She expects to resume her racing in six weeks’ time. One consolation was learning she’d finished runner up to Simon Walker in the Amateur All Weather Championship which ended on Wednesday. It now looks likely Jo could be the first person to use the facilities at Jack Berry House in Malton when its doors open shortly.

Her loss, along with our two defending champions, has left a gaping gap on the county circuit. In the racing world one person’s downfall is usually another’s opportunity and it will provide a chance for the younger amateur riders to steal the limelight.

The Mason family may be busy taking on their daughter’s workload but mother Susan has her own race to be preparing for. She has come out of retirement (her last race ride was 25 years ago) to participate in the Macmillan Charity Flat Race at York on June 13. As one of 12 riders chosen to take part, she must raise at least £2,500 for the cancer charity before riding in the nine-furlong race.

Sue has been hard at work with her training and fundraising. She is keen to ride in a large saddle and has already lost a stone in weight. Sue boasts a 100 per cent strike rate over hurdles, with one ride, one win, but laughingly says: “I could kick, push or use my whip but never all at the same time. I don’t suppose I’ve improved any over the last 25 years.”

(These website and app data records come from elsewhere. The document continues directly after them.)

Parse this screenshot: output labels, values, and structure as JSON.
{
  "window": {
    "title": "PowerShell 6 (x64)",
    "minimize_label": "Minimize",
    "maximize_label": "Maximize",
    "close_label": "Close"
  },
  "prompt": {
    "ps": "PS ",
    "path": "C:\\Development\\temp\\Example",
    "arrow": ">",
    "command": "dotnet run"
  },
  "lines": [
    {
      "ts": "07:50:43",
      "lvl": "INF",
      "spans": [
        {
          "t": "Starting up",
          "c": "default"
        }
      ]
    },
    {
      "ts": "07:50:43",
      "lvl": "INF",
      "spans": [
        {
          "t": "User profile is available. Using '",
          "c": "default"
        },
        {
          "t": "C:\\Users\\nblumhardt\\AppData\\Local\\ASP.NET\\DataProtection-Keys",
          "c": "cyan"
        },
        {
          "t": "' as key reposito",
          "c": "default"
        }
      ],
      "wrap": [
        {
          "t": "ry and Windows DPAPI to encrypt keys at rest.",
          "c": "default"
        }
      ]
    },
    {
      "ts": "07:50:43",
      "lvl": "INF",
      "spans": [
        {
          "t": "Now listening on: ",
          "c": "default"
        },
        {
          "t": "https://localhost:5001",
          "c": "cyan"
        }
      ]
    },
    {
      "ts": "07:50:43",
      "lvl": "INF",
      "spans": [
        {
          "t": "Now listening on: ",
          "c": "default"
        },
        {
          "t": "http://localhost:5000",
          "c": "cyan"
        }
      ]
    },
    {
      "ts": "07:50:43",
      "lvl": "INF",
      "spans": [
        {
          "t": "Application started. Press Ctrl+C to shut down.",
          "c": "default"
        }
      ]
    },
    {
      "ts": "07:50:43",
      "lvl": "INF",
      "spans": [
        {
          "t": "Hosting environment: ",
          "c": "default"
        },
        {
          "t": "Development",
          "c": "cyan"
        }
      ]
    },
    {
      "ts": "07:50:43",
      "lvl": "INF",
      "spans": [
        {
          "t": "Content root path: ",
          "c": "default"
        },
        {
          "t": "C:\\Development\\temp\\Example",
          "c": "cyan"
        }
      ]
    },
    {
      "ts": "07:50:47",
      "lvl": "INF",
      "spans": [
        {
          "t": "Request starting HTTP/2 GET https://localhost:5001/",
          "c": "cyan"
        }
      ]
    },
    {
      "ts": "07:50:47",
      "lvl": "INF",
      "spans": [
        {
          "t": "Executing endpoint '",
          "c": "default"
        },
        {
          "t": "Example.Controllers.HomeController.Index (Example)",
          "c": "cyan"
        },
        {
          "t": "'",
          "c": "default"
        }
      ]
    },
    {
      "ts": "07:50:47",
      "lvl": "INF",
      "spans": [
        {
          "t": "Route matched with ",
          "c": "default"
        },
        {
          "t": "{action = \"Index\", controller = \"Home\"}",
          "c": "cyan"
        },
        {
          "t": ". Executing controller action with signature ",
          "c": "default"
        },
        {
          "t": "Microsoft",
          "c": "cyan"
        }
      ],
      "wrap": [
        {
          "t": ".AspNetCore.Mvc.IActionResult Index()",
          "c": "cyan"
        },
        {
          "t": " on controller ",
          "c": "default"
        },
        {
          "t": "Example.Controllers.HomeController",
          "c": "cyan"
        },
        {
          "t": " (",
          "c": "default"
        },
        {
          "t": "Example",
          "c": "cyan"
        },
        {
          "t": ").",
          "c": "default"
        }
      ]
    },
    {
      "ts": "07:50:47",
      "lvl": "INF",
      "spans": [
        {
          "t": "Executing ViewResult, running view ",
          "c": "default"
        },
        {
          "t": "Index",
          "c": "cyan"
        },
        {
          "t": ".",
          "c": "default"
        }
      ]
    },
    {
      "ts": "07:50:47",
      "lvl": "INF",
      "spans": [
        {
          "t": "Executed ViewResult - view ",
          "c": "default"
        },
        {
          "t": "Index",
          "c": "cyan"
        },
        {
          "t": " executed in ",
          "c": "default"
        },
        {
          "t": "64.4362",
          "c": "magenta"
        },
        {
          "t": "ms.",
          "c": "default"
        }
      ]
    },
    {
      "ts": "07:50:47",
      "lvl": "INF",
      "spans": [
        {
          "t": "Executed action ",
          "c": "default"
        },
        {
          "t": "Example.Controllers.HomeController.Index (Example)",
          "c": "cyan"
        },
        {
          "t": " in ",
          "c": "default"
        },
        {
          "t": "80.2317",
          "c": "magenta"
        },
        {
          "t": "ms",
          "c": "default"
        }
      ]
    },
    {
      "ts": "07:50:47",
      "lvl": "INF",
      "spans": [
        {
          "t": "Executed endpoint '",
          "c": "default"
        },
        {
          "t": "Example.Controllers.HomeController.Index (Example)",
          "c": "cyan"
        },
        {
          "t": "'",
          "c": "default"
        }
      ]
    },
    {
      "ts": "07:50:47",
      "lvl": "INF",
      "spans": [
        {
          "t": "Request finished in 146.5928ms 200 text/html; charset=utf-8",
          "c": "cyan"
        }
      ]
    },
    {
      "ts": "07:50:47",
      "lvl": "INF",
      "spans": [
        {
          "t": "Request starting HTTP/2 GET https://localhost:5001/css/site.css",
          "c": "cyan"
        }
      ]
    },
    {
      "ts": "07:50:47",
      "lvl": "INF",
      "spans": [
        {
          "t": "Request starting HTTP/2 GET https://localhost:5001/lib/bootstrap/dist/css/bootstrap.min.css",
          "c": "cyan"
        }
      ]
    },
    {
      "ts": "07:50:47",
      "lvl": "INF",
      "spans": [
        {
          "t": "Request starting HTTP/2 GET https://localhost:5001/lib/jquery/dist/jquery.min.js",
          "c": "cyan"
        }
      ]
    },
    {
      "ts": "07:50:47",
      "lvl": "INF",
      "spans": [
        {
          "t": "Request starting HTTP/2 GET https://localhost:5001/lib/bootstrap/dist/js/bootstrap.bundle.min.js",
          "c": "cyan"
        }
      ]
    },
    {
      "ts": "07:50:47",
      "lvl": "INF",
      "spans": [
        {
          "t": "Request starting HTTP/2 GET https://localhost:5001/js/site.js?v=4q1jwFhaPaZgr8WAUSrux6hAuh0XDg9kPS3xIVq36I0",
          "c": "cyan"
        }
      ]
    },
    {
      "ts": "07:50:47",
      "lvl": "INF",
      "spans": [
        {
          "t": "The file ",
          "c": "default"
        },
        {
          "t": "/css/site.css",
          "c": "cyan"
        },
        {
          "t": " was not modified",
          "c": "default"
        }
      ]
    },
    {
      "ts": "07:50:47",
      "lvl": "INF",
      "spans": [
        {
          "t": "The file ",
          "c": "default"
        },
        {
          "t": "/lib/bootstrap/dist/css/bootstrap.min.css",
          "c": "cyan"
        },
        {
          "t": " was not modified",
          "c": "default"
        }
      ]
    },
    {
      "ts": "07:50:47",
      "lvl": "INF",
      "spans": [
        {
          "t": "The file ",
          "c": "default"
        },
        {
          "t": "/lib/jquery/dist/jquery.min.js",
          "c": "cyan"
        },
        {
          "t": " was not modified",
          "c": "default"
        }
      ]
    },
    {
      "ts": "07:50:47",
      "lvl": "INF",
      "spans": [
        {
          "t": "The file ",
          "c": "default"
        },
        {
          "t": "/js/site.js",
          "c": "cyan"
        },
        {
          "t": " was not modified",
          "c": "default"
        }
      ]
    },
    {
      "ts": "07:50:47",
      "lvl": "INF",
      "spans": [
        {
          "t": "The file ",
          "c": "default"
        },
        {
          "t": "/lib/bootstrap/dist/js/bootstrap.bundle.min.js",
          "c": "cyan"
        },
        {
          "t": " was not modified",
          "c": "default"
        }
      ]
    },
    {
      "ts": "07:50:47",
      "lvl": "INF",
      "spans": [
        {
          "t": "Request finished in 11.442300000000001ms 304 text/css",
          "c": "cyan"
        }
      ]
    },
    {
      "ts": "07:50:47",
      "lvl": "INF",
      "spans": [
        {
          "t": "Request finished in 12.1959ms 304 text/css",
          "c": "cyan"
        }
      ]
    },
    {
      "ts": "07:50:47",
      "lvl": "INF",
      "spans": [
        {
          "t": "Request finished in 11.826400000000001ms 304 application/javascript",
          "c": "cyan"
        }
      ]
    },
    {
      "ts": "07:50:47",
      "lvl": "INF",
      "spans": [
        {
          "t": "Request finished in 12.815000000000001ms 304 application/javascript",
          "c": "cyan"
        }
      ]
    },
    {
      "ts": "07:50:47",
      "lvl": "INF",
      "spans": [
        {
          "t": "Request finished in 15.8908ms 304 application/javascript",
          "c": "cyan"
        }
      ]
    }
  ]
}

The Middleton point entries secretary has already raised £2,000 towards her target thanks to her intuitive ways of raising funds which included a quiz night in her local pub amassing £850. If you wish to donate to the cancer charity and boost Sue’s fund, you can do so via